The change won't affect all systems however the company notes, as only new installations are affected in the beginning.
Starting with new installations of Windows 10, version 1607, the previously defined driver signing rules will be enforced by the Operating System, and Windows 10, version 1607 will not load any new kernel mode drivers which are not signed by the Dev Portal.
The list of exceptions to the new policy is long. Below is the most important information in regards to the new kernel mode drivers policy:
- PCs upgraded to Windows 10 Build 1607 from a previous version of Windows (for instance Windows 10 version 1511) are not affected by the change.
- PCs without Secure Boot functionality, or Secure Boot off, are not affected either.
- All drivers signed with cross-signing certificates that were issued prior to July 29, 2015 will continue to work.
- Boot drivers won't be blocked to prevent systems from failing to boot. They will be removed by the Program Compatibility Assistant however.
- The change affects only Windows 10 Version 1607. All previous versions of Windows are not affected.
Microsoft notes that the change is done to make Windows more secure for end-users.
We’re making these changes to help make Windows more secure. These changes limit the risk of an end-user system being compromised by malicious driver software.
While the company states that certain setups won't be affected by the change, it appears that at least some of these exceptions will only be temporary.
As mentioned previously, boot drivers won't be blocked outright according to Microsoft. The company states however that Windows will eventually block boot drivers.
Microsoft mentions further that it "starts with" new installations of Windows 10 which suggests that it plans to remove some or even all of the exceptions in the future.
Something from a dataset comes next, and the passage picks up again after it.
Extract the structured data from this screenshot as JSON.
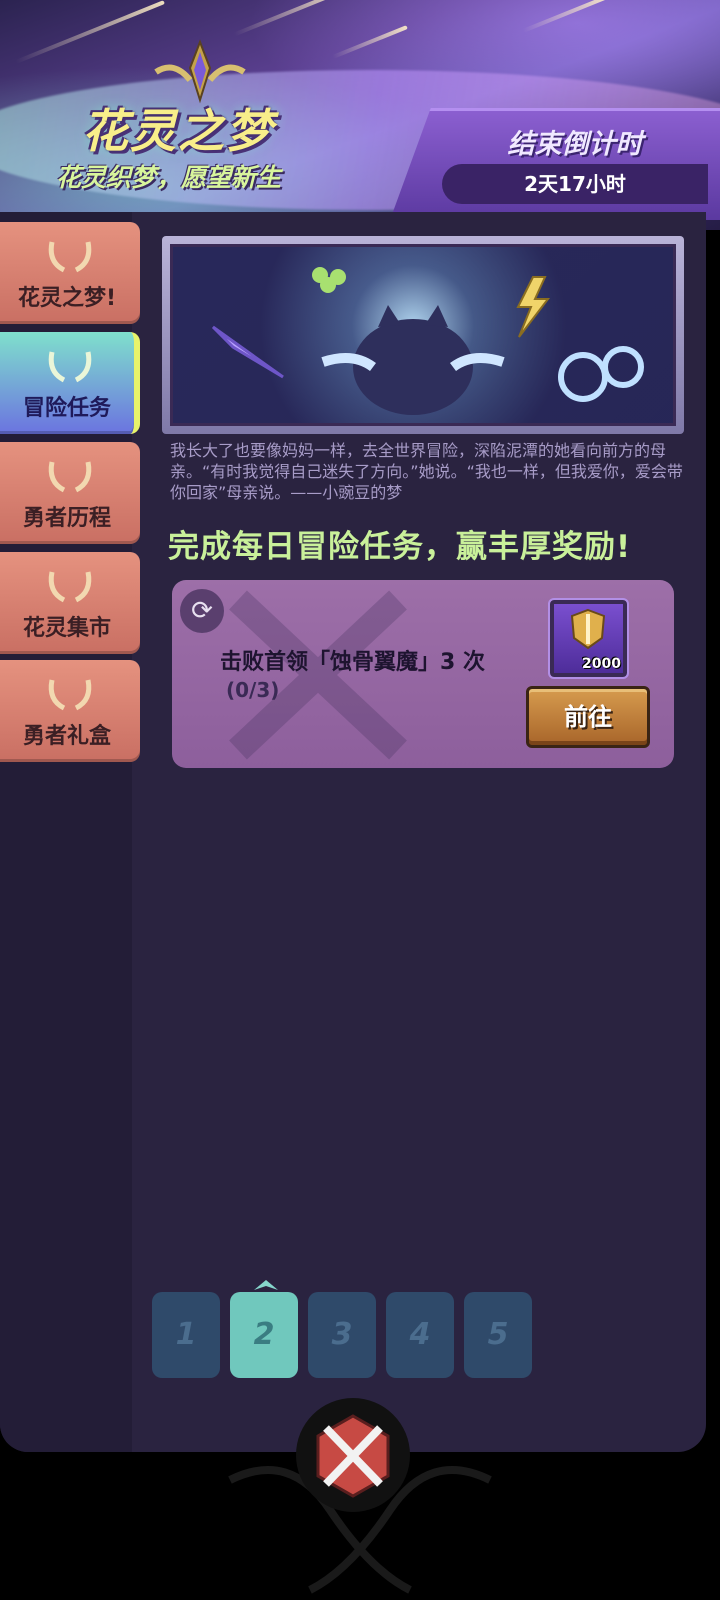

Kernel mode drivers are used by various programs on Windows. The list includes various security and backup programs, or VPN applications to name a few.
Any kernel mode driver not signed by Microsoft won't run anymore on new installations of Windows provided that the exceptions listed above don't apply.
This in turn makes the program non-functioning that relies on the driver.
While Windows 10 users may be affected by the change, so are developers. Companies may have enough funds to get the required certificates to get their drivers signed by Microsoft, but the same may not be true for hobby programmers or one-man teams.
The move will limit malicious kernel mode drivers on the other hand as well.
Now You: What is your take on the change?